Longitudinal Erythronychia: The Value of Cosmetic Alterations in Nail Findings

Skinmed. Jan-Feb 2011;9(1):60-1.

Abstract

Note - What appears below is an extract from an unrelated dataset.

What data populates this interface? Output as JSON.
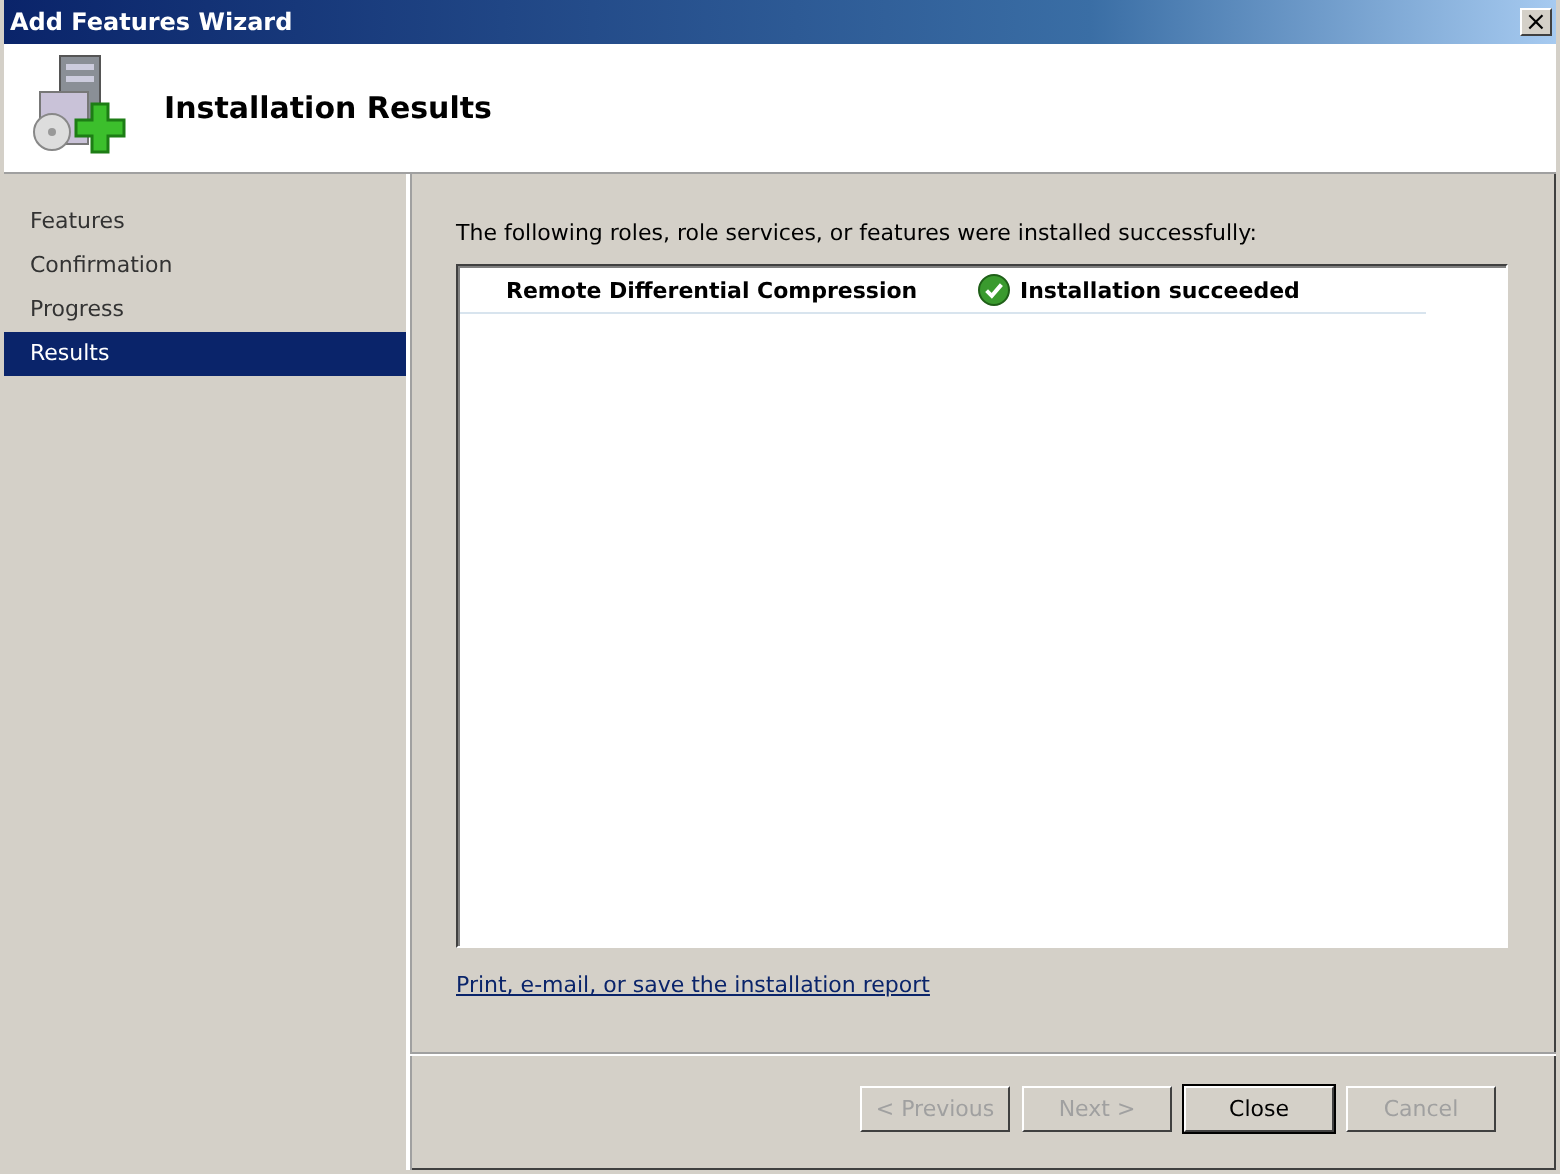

A 71-year-old man presented to the authors' clinic for evaluation of a red line under his right thumb. He noticed a red streak develop during the past year. It slowly grew in width and become more prominent in color (Figure 1). It did not cause pain. He delayed presentation because he perceived it to be only a cosmetic issue. Medical history included a metastatic atypical carcinoid tumor to the liver, lung, and the bone diagnosed 9 years ago. He had undergone multiple debulking surgeries and was currently taking octreotide and zoledronic acid. He had not started any new medications in the past 2 years. Review of systems was unremarkable. On physical examination, the right thumb nail was noted to have a red streak that began at the distal matrix. The line ended at the distal nail plate with distal disintegration and subungual hyperkeratosis. A biopsy was performed through the nail plate. The site removed by biopsy included the area in which the erythronychia visibly started, as well as the preceding normal nail matrix. The ventral nail plate was noted to have a groove of thinning, with slight purple discoloration. The nail bed/matrix was red in a linear pattern and no clinically apparent hyperkeratosis was noted. The matrix/bed sample was sent for pathologic evaluation. Notable findings included an acanthotic epidermis with some enlarged nuclei (Figure 2). Mild capillary dilatation was present in papillary dermis. Focal solar elastosis in the distal portion of the nail bed was identified. In situ hybridization for low- and high-risk human papillomavirus was negative. An immunohistochemical study using a panmelanocytic cocktail (HMB45, anti-MART1, anti-tyrosinase) failed to reveal any melanocytic lesion. Perl's iron stain was negative. Metastatic carcinoid or primary squamous cell carcinoma were not identified.

Publication types

  • Case Reports

MeSH terms

  • Aged
  • Diagnosis, Differential
  • Humans
  • Male
  • Nail Diseases / diagnosis
  • Nail Diseases / pathology*